Summary of Discussion Points:

Given the current situation in Haiti, what has been the general reaction at BRANA?

  • People are disappointed, but not necessarily surprised.
  • Given the nature of the business, you have to think long-term. It is in the long-term that Heineken gets its returns on investments.
  • We are not so concerned with short-term hiccups. Companies should adopt a similar approach when operating in difficult markets.
  • We have also built a strong level mid-management to provide leadership in these times of uncertainty.

How are workers affected if at all?

  • The company typically operates 24/7.
  • We ultimately decided to shut down on February 7th and 8th to avoid putting our workers at risk.
  • We were able to communicate this to employees and to manage expectations.
  • We have 1,500 employees. We got all 1,500 employees onboard.

Does long-term sustainability apply to the company or employees?

  • At the end of the day, if your business isn’t sustainable, you are going to go out of business.
  • Integrated within the business strategy is the impact on the community, it is the impact on the livelihood of our employees.
  • We have built a clinic on site to ensure that workers have access to healthcare.

Key Takeaways

  • This environment is unpredictable, which makes it extremely challenging for business.
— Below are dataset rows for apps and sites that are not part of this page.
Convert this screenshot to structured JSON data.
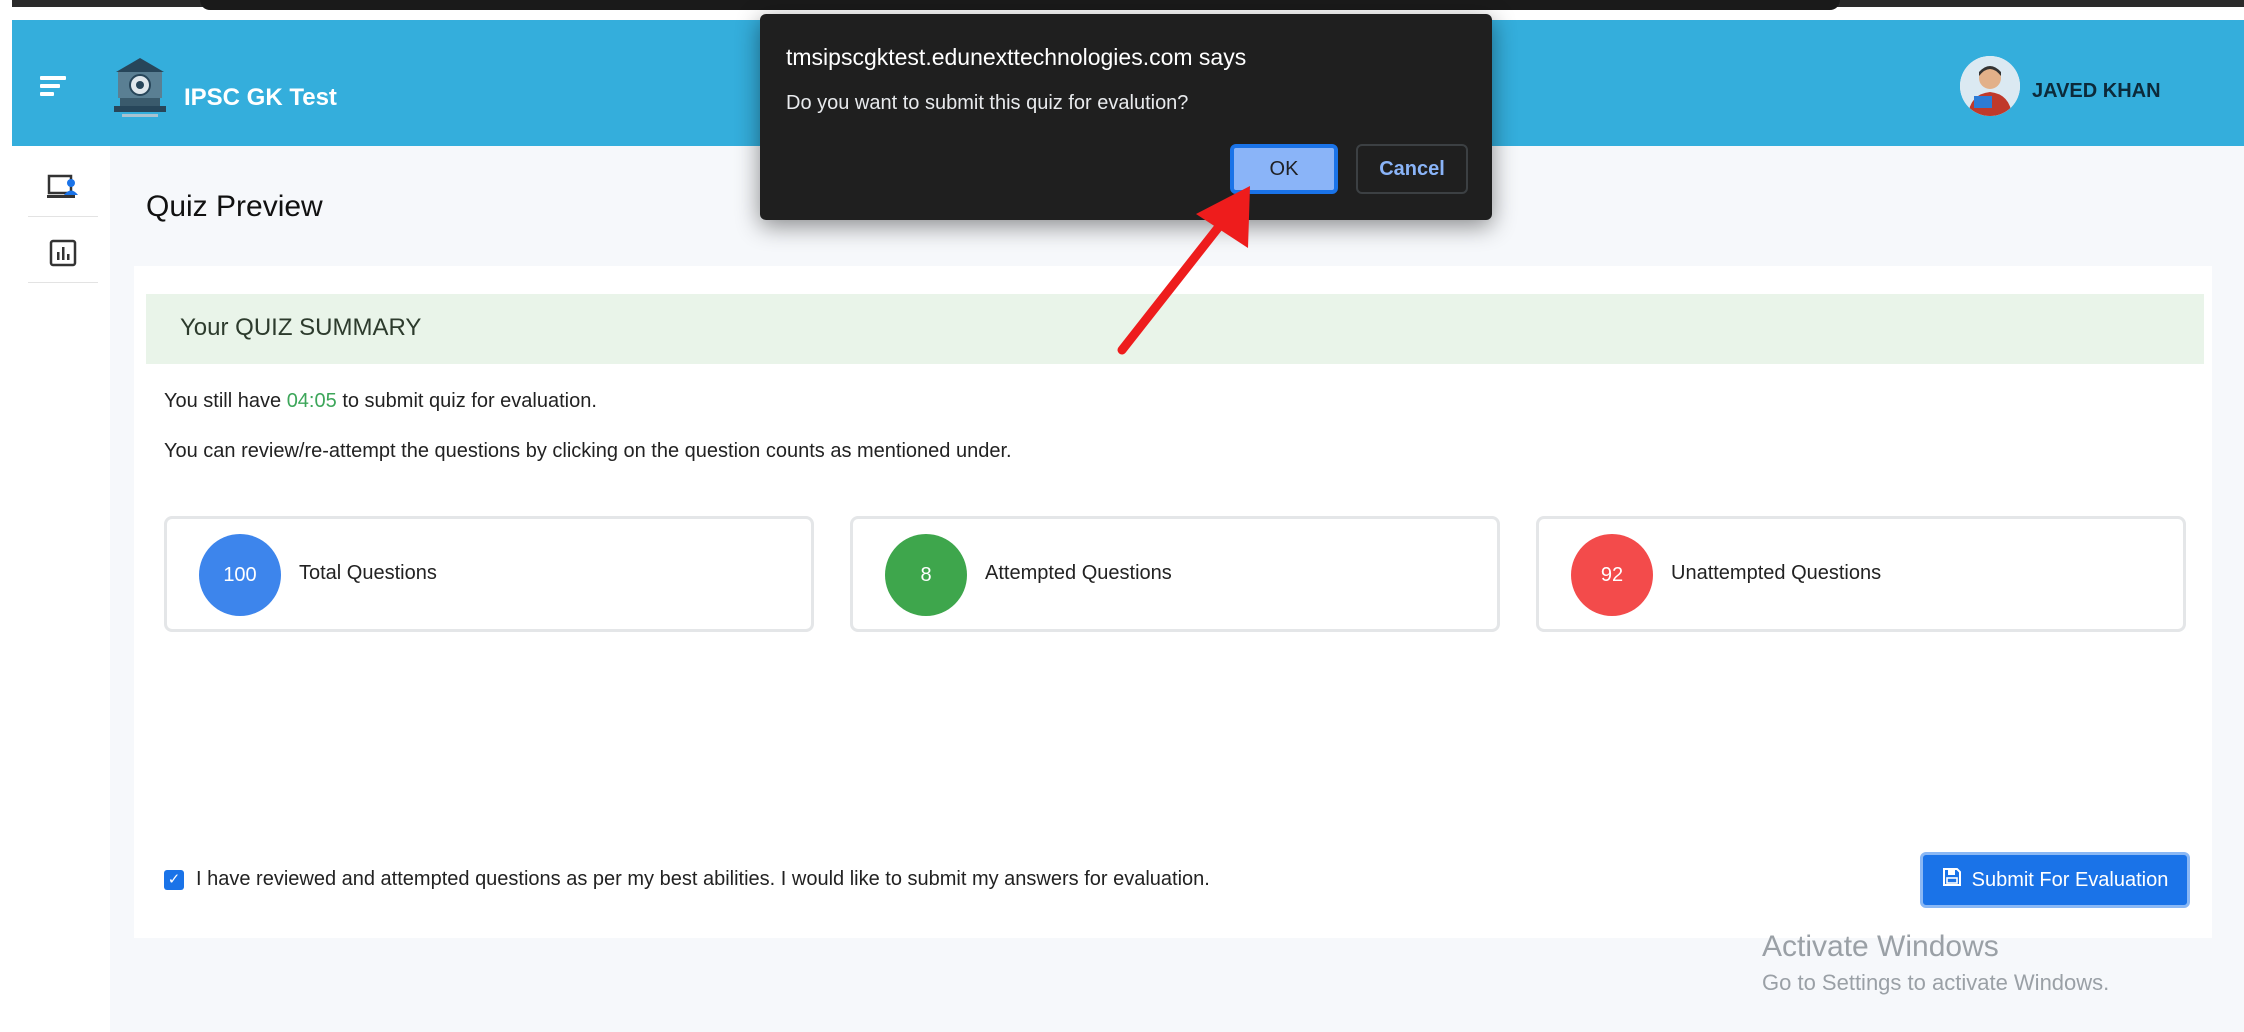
{
  "header": {
    "app_title": "IPSC GK Test",
    "user_name": "JAVED KHAN"
  },
  "sidebar": {
    "items": [
      {
        "icon": "monitor-user-icon"
      },
      {
        "icon": "bar-chart-icon"
      }
    ]
  },
  "page": {
    "title": "Quiz Preview"
  },
  "summary": {
    "heading": "Your QUIZ SUMMARY",
    "time_prefix": "You still have",
    "time_left": "04:05",
    "time_suffix": "to submit quiz for evaluation.",
    "review_text": "You can review/re-attempt the questions by clicking on the question counts as mentioned under.",
    "stats": [
      {
        "count": "100",
        "label": "Total Questions",
        "color": "#3d85ec"
      },
      {
        "count": "8",
        "label": "Attempted Questions",
        "color": "#3ea64c"
      },
      {
        "count": "92",
        "label": "Unattempted Questions",
        "color": "#f34b4b"
      }
    ],
    "agree_checked": true,
    "agree_text": "I have reviewed and attempted questions as per my best abilities. I would like to submit my answers for evaluation.",
    "submit_label": "Submit For Evaluation"
  },
  "dialog": {
    "origin": "tmsipscgktest.edunexttechnologies.com says",
    "message": "Do you want to submit this quiz for evalution?",
    "ok_label": "OK",
    "cancel_label": "Cancel"
  },
  "watermark": {
    "line1": "Activate Windows",
    "line2": "Go to Settings to activate Windows."
  },
  "colors": {
    "header_bg": "#34aedc",
    "summary_bg": "#e9f4e9",
    "primary": "#1a73e8",
    "time_green": "#3da65a",
    "annotation_arrow": "#ee1c1c"
  }
}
The one thing that you can reliably predict is that the environment will be unpredictable, which allows you to manage expectations.
  • Communicating with employees is key, both before and during times of uncertainty.
  • Companies operating in Haiti should think long-term.  
  • There is a growing need for mid-level management, would heavily encourage diaspora to come back to fill these roles

 

Pierre Stanley Baptiste | Entrepreneurship Ecosystem

Managing Director, Impact Hub Port-au-Prince

Summary of Discussion Points:

  • We need to reverse the entrepreneurial pyramid (development from the bottom-up)
  • Given the current situation in Haiti, you have to be able to manage your project remotely and to facilitate communication across teams using tools like airtable, slack, and trello. Get into a community group and use apps like Focus at Will.
  • Conscious mediocrity – a mindset to have when learning something new. People should practice “conscious mediocrity” by putting themselves in an environment that pushed them to grow. Only by willingly starting at a mediocre level, can we grow and get better.

 

Vania Andre | Country Narrative

Editor in Chief, Haitian Times

Summary of Discussion Points:

Within and outside of our community, news is being politicized and news is being sensationalized  

  • Nothing in Haiti happens in a vacuum.
  • We need to move past passively engaging content, but today, with the speed at which we are receiving information, we need to be highly cognizant of what we are absorbing.
  • 85-90% of readership for the Haitian Times is based in the U.S. and they are predominantly English speaking. But there is a growing readership out of Haiti.
  • We post content from le Nouveliste to reach Creole speaking audiences
  • The Haitian community isn’t a monolithic community, we have to acknowledge that we have different experiences.
  • HaitiInfo Project on twitter 
  • Madame Bookman
  • Using T-Check to combat misinformation 

Key Takeaways

  • We don’t want to change the country’s narrative, we want to make sure all layers are represented. 
  • It is true, Haiti is one of the poorest countries in the Americas, but it is also true that we are one of the oldest countries in the Americas.
  • Nothing is black and white, it is not one or the other. We want to talk about Haiti’s different narratives.

 

Phalonne Pierre Louis | The Next Generation

Photojournalist, Fotokonbit

Summary of Discussion Points:

  • The protesters are not the ones creating violence, it is the authorities who have little respect for human dignity.
  • It takes the risks to capture what is happening in protests, a risk that I am willing to take.
  • The difference between resource poor and resource rich schools is stark. The education system as a whole is not favorable for everyone. 
  • In terms of role models, I immediately think of Nelson Mandela and Martin Luther King. Few known examples of role models exist in Haiti for young people like myself to look up to